## Work required
Please return every record exactly as it appears.

Source material below:

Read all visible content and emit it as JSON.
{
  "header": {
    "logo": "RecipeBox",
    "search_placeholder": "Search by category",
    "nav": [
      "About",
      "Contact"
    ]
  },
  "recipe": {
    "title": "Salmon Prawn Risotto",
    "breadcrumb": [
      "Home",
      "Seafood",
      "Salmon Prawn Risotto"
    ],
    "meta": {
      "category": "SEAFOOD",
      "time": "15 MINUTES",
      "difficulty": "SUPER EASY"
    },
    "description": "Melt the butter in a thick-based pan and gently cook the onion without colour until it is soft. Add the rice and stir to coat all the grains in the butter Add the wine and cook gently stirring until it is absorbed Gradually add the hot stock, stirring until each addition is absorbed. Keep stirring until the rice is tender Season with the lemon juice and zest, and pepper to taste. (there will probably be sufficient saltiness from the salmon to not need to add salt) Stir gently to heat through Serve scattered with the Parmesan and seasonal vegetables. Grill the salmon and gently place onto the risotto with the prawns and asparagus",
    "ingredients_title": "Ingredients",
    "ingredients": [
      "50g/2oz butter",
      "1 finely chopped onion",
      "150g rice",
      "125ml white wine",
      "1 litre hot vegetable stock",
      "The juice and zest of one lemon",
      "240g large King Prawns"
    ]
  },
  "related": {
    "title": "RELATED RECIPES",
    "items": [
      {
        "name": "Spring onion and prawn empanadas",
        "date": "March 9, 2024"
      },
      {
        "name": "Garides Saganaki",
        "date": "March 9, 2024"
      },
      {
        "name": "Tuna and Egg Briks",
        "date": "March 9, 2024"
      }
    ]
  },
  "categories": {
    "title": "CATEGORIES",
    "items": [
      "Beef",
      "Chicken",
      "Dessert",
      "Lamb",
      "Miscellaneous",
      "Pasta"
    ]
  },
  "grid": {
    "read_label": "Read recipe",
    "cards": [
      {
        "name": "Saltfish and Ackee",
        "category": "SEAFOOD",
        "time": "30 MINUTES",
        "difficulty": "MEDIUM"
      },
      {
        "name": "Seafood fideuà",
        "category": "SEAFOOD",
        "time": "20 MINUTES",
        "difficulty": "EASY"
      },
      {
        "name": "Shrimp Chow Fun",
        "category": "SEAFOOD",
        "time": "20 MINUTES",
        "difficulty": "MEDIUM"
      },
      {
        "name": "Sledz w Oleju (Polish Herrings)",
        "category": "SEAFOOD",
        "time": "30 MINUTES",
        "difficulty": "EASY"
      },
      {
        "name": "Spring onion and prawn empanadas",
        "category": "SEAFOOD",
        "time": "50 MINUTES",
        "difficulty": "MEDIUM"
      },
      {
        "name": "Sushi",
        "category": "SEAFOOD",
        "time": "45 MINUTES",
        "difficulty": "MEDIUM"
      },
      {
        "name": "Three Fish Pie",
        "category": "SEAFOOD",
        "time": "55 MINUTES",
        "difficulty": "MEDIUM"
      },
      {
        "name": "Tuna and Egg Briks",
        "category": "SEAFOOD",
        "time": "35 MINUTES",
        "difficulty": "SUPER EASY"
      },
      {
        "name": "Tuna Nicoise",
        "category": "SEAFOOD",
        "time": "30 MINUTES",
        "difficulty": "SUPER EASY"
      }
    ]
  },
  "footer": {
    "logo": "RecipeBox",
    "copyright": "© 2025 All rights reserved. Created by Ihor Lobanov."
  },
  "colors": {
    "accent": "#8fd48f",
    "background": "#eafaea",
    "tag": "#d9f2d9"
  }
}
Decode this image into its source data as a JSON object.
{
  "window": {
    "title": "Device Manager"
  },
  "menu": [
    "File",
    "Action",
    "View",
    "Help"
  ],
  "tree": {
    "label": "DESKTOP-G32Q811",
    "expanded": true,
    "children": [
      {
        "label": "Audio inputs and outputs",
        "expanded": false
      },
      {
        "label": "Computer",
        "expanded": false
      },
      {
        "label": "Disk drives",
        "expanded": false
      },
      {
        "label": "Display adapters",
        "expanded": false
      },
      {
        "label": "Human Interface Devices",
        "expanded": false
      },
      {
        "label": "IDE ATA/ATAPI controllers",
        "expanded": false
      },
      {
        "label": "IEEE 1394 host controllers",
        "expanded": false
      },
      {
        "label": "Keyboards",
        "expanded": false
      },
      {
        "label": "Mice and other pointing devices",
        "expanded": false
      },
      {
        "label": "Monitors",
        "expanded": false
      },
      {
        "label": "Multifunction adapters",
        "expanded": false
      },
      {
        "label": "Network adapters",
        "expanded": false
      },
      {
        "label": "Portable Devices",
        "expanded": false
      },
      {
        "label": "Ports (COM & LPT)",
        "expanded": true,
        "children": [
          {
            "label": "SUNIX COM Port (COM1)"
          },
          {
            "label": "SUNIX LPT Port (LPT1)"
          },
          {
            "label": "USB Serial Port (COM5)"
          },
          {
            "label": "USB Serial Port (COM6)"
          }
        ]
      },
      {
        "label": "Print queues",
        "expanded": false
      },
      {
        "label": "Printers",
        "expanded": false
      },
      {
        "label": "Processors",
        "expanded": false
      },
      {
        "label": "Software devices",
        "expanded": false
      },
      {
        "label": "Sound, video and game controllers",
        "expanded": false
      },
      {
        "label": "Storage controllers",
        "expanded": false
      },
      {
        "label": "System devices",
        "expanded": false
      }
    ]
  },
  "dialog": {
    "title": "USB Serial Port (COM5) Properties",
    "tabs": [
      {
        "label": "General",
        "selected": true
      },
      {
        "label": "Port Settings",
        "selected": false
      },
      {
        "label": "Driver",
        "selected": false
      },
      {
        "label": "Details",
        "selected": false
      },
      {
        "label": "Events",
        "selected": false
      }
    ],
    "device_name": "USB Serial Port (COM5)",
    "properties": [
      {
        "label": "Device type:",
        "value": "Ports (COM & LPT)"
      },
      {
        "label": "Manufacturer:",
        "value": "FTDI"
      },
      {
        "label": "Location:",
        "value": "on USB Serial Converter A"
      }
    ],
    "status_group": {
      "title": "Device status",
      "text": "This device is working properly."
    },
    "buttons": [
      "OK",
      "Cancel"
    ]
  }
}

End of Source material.

## The completed task
Read all visible content and emit it as JSON.
{
  "header": {
    "logo": "RecipeBox",
    "search_placeholder": "Search by category",
    "nav": [
      "About",
      "Contact"
    ]
  },
  "recipe": {
    "title": "Salmon Prawn Risotto",
    "breadcrumb": [
      "Home",
      "Seafood",
      "Salmon Prawn Risotto"
    ],
    "meta": {
      "category": "SEAFOOD",
      "time": "15 MINUTES",
      "difficulty": "SUPER EASY"
    },
    "description": "Melt the butter in a thick-based pan and gently cook the onion without colour until it is soft. Add the rice and stir to coat all the grains in the butter Add the wine and cook gently stirring until it is absorbed Gradually add the hot stock, stirring until each addition is absorbed. Keep stirring until the rice is tender Season with the lemon juice and zest, and pepper to taste. (there will probably be sufficient saltiness from the salmon to not need to add salt) Stir gently to heat through Serve scattered with the Parmesan and seasonal vegetables. Grill the salmon and gently place onto the risotto with the prawns and asparagus",
    "ingredients_title": "Ingredients",
    "ingredients": [
      "50g/2oz butter",
      "1 finely chopped onion",
      "150g rice",
      "125ml white wine",
      "1 litre hot vegetable stock",
      "The juice and zest of one lemon",
      "240g large King Prawns"
    ]
  },
  "related": {
    "title": "RELATED RECIPES",
    "items": [
      {
        "name": "Spring onion and prawn empanadas",
        "date": "March 9, 2024"
      },
      {
        "name": "Garides Saganaki",
        "date": "March 9, 2024"
      },
      {
        "name": "Tuna and Egg Briks",
        "date": "March 9, 2024"
      }
    ]
  },
  "categories": {
    "title": "CATEGORIES",
    "items": [
      "Beef",
      "Chicken",
      "Dessert",
      "Lamb",
      "Miscellaneous",
      "Pasta"
    ]
  },
  "grid": {
    "read_label": "Read recipe",
    "cards": [
      {
        "name": "Saltfish and Ackee",
        "category": "SEAFOOD",
        "time": "30 MINUTES",
        "difficulty": "MEDIUM"
      },
      {
        "name": "Seafood fideuà",
        "category": "SEAFOOD",
        "time": "20 MINUTES",
        "difficulty": "EASY"
      },
      {
        "name": "Shrimp Chow Fun",
        "category": "SEAFOOD",
        "time": "20 MINUTES",
        "difficulty": "MEDIUM"
      },
      {
        "name": "Sledz w Oleju (Polish Herrings)",
        "category": "SEAFOOD",
        "time": "30 MINUTES",
        "difficulty": "EASY"
      },
      {
        "name": "Spring onion and prawn empanadas",
        "category": "SEAFOOD",
        "time": "50 MINUTES",
        "difficulty": "MEDIUM"
      },
      {
        "name": "Sushi",
        "category": "SEAFOOD",
        "time": "45 MINUTES",
        "difficulty": "MEDIUM"
      },
      {
        "name": "Three Fish Pie",
        "category": "SEAFOOD",
        "time": "55 MINUTES",
        "difficulty": "MEDIUM"
      },
      {
        "name": "Tuna and Egg Briks",
        "category": "SEAFOOD",
        "time": "35 MINUTES",
        "difficulty": "SUPER EASY"
      },
      {
        "name": "Tuna Nicoise",
        "category": "SEAFOOD",
        "time": "30 MINUTES",
        "difficulty": "SUPER EASY"
      }
    ]
  },
  "footer": {
    "logo": "RecipeBox",
    "copyright": "© 2025 All rights reserved. Created by Ihor Lobanov."
  },
  "colors": {
    "accent": "#8fd48f",
    "background": "#eafaea",
    "tag": "#d9f2d9"
  }
}
Decode this image into its source data as a JSON object.
{
  "window": {
    "title": "Device Manager"
  },
  "menu": [
    "File",
    "Action",
    "View",
    "Help"
  ],
  "tree": {
    "label": "DESKTOP-G32Q811",
    "expanded": true,
    "children": [
      {
        "label": "Audio inputs and outputs",
        "expanded": false
      },
      {
        "label": "Computer",
        "expanded": false
      },
      {
        "label": "Disk drives",
        "expanded": false
      },
      {
        "label": "Display adapters",
        "expanded": false
      },
      {
        "label": "Human Interface Devices",
        "expanded": false
      },
      {
        "label": "IDE ATA/ATAPI controllers",
        "expanded": false
      },
      {
        "label": "IEEE 1394 host controllers",
        "expanded": false
      },
      {
        "label": "Keyboards",
        "expanded": false
      },
      {
        "label": "Mice and other pointing devices",
        "expanded": false
      },
      {
        "label": "Monitors",
        "expanded": false
      },
      {
        "label": "Multifunction adapters",
        "expanded": false
      },
      {
        "label": "Network adapters",
        "expanded": false
      },
      {
        "label": "Portable Devices",
        "expanded": false
      },
      {
        "label": "Ports (COM & LPT)",
        "expanded": true,
        "children": [
          {
            "label": "SUNIX COM Port (COM1)"
          },
          {
            "label": "SUNIX LPT Port (LPT1)"
          },
          {
            "label": "USB Serial Port (COM5)"
          },
          {
            "label": "USB Serial Port (COM6)"
          }
        ]
      },
      {
        "label": "Print queues",
        "expanded": false
      },
      {
        "label": "Printers",
        "expanded": false
      },
      {
        "label": "Processors",
        "expanded": false
      },
      {
        "label": "Software devices",
        "expanded": false
      },
      {
        "label": "Sound, video and game controllers",
        "expanded": false
      },
      {
        "label": "Storage controllers",
        "expanded": false
      },
      {
        "label": "System devices",
        "expanded": false
      }
    ]
  },
  "dialog": {
    "title": "USB Serial Port (COM5) Properties",
    "tabs": [
      {
        "label": "General",
        "selected": true
      },
      {
        "label": "Port Settings",
        "selected": false
      },
      {
        "label": "Driver",
        "selected": false
      },
      {
        "label": "Details",
        "selected": false
      },
      {
        "label": "Events",
        "selected": false
      }
    ],
    "device_name": "USB Serial Port (COM5)",
    "properties": [
      {
        "label": "Device type:",
        "value": "Ports (COM & LPT)"
      },
      {
        "label": "Manufacturer:",
        "value": "FTDI"
      },
      {
        "label": "Location:",
        "value": "on USB Serial Converter A"
      }
    ],
    "status_group": {
      "title": "Device status",
      "text": "This device is working properly."
    },
    "buttons": [
      "OK",
      "Cancel"
    ]
  }
}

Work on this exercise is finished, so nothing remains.